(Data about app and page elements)

-------------------------

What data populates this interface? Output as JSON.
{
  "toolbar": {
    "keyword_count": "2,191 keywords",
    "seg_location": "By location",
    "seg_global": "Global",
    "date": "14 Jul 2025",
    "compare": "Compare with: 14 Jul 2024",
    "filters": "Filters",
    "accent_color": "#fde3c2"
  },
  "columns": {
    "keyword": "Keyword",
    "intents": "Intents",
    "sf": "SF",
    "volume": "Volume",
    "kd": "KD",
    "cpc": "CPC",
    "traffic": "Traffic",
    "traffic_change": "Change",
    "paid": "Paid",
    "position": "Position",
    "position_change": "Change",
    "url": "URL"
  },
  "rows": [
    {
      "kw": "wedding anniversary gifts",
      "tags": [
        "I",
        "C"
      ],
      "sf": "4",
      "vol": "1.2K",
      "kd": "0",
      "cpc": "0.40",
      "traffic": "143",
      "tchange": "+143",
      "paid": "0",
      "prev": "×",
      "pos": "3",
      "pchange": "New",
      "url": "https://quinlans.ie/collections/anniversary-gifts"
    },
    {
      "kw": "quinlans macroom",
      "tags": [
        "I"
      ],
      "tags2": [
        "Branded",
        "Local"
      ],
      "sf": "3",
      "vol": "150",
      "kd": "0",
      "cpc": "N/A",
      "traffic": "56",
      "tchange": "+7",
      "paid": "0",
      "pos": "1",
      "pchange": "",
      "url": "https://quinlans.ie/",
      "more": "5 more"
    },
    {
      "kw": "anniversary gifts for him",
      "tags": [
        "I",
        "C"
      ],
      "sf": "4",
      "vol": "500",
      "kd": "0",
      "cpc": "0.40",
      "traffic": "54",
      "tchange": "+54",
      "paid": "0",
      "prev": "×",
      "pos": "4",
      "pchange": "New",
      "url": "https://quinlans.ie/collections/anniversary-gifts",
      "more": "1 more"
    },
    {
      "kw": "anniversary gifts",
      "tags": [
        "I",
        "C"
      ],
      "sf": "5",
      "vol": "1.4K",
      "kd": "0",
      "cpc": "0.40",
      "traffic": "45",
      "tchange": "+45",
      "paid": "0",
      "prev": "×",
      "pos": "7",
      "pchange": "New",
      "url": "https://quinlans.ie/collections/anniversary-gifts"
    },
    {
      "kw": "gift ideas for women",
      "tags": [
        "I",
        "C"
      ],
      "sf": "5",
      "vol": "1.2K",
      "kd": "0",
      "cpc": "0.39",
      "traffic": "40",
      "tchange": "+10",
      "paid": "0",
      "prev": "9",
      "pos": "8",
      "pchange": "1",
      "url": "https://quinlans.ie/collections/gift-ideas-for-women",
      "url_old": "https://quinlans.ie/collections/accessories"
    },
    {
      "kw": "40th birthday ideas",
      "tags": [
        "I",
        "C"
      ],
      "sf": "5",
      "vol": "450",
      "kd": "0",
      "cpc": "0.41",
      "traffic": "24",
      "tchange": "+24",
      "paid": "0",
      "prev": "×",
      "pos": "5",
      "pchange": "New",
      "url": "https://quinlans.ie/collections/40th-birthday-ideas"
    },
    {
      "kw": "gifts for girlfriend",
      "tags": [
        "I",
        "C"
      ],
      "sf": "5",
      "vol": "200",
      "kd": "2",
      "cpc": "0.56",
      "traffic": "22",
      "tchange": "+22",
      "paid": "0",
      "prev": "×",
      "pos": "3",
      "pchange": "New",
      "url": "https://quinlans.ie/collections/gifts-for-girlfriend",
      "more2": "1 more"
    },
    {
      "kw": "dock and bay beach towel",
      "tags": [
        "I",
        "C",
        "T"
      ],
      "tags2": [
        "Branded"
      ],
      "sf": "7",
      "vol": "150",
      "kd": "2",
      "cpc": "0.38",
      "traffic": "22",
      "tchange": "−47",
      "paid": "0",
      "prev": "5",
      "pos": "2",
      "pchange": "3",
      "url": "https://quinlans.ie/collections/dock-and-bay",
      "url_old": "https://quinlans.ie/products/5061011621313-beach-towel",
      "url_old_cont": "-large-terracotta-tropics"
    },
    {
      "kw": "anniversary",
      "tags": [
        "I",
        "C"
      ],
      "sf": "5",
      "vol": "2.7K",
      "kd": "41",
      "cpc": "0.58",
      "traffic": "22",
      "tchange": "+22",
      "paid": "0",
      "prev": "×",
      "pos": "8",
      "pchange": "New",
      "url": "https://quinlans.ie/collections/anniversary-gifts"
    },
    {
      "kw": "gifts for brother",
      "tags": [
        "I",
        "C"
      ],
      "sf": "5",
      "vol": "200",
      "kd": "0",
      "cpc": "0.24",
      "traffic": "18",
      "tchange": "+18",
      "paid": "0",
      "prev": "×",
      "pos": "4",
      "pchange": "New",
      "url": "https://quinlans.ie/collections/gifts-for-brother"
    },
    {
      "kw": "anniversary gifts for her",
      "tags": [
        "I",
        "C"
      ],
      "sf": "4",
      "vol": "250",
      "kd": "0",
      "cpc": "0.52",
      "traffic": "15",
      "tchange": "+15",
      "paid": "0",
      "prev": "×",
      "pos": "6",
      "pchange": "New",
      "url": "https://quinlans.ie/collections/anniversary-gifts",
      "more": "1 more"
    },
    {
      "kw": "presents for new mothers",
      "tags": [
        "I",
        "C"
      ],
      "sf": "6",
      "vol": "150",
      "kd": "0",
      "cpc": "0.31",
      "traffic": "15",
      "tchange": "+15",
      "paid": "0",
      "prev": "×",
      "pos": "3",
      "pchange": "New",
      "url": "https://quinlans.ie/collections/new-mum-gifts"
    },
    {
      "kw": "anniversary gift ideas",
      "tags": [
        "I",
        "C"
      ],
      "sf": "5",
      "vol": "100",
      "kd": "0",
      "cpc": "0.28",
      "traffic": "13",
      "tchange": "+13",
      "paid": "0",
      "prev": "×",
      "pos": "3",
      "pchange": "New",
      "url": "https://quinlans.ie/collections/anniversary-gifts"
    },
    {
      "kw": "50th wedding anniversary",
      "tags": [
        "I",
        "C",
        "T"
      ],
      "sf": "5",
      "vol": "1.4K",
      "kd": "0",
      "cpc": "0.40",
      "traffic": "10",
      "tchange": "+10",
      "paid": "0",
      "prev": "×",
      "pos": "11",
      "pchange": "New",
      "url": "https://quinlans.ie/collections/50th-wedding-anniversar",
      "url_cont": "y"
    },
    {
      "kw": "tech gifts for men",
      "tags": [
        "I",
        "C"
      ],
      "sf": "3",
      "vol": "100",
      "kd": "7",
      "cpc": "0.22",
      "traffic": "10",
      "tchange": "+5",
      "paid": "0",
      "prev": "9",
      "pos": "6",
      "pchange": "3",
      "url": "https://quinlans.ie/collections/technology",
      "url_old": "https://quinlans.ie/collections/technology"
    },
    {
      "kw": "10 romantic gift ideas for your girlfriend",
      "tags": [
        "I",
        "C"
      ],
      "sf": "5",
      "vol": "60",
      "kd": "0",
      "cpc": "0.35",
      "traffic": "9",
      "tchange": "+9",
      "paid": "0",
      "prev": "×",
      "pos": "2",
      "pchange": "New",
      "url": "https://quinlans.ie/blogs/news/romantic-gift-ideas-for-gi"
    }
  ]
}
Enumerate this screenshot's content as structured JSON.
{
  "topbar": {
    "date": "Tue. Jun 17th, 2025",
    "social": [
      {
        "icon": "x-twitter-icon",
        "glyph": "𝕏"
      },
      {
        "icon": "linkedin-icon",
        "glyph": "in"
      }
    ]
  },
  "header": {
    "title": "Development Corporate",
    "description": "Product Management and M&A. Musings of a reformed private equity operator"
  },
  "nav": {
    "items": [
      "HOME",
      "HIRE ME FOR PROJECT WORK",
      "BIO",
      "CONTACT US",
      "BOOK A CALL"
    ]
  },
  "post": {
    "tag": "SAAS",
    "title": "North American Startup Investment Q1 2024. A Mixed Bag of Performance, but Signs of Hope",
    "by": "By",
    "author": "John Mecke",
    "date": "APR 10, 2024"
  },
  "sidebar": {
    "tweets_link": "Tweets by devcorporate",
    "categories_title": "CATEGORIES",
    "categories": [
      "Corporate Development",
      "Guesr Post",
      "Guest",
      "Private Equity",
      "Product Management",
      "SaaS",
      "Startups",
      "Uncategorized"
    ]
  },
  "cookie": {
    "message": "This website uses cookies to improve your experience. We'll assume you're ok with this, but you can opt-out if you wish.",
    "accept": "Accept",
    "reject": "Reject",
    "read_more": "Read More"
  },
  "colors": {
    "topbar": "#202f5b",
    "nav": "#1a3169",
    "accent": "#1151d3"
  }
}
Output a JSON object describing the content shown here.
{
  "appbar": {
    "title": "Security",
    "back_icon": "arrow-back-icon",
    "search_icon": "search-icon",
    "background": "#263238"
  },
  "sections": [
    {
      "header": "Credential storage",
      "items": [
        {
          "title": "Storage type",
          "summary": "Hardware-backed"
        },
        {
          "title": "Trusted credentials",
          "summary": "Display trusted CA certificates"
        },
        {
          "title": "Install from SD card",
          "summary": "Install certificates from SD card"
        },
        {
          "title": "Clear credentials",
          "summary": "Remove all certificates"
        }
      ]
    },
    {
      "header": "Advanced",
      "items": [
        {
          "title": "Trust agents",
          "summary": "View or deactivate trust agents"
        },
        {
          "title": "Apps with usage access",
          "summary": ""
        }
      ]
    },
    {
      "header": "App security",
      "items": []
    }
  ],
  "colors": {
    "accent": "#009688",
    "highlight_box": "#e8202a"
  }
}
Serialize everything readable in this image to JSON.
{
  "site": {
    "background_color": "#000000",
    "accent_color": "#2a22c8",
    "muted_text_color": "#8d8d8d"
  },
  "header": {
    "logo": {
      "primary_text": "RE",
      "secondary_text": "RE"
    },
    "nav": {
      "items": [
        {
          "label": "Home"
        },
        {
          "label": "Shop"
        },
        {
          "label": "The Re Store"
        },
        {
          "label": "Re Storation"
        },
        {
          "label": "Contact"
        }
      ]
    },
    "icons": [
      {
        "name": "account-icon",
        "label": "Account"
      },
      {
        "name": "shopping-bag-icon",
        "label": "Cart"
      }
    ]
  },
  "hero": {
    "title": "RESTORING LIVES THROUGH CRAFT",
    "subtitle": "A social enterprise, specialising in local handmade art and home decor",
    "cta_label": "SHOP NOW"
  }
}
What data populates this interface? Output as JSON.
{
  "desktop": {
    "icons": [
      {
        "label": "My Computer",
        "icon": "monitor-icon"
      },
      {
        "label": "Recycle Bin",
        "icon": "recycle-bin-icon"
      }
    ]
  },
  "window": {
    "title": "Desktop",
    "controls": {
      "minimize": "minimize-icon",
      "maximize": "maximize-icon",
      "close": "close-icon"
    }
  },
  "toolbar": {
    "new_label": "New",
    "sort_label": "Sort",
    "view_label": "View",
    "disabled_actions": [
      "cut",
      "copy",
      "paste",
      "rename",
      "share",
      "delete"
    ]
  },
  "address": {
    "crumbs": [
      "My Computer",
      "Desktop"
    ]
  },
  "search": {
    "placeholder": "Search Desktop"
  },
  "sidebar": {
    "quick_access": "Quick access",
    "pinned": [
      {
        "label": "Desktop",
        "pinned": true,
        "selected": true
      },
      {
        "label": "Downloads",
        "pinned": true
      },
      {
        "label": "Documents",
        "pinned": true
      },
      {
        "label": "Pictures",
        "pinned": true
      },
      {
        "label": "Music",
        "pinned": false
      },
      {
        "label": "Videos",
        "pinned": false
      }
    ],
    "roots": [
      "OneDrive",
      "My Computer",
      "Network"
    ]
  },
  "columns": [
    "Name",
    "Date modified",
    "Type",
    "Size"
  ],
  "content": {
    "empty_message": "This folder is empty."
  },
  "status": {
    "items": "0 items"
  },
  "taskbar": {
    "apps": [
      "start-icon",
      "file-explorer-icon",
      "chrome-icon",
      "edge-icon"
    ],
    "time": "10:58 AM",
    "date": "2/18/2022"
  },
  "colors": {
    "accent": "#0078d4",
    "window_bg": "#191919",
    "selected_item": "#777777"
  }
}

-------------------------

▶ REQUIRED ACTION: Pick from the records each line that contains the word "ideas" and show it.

▶ WRITTEN ANSWER:
      "kw": "gift ideas for women",
      "url": "https://quinlans.ie/collections/gift-ideas-for-women",
      "kw": "40th birthday ideas",
      "url": "https://quinlans.ie/collections/40th-birthday-ideas"
      "kw": "anniversary gift ideas",
      "kw": "10 romantic gift ideas for your girlfriend",
      "url": "https://quinlans.ie/blogs/news/romantic-gift-ideas-for-gi"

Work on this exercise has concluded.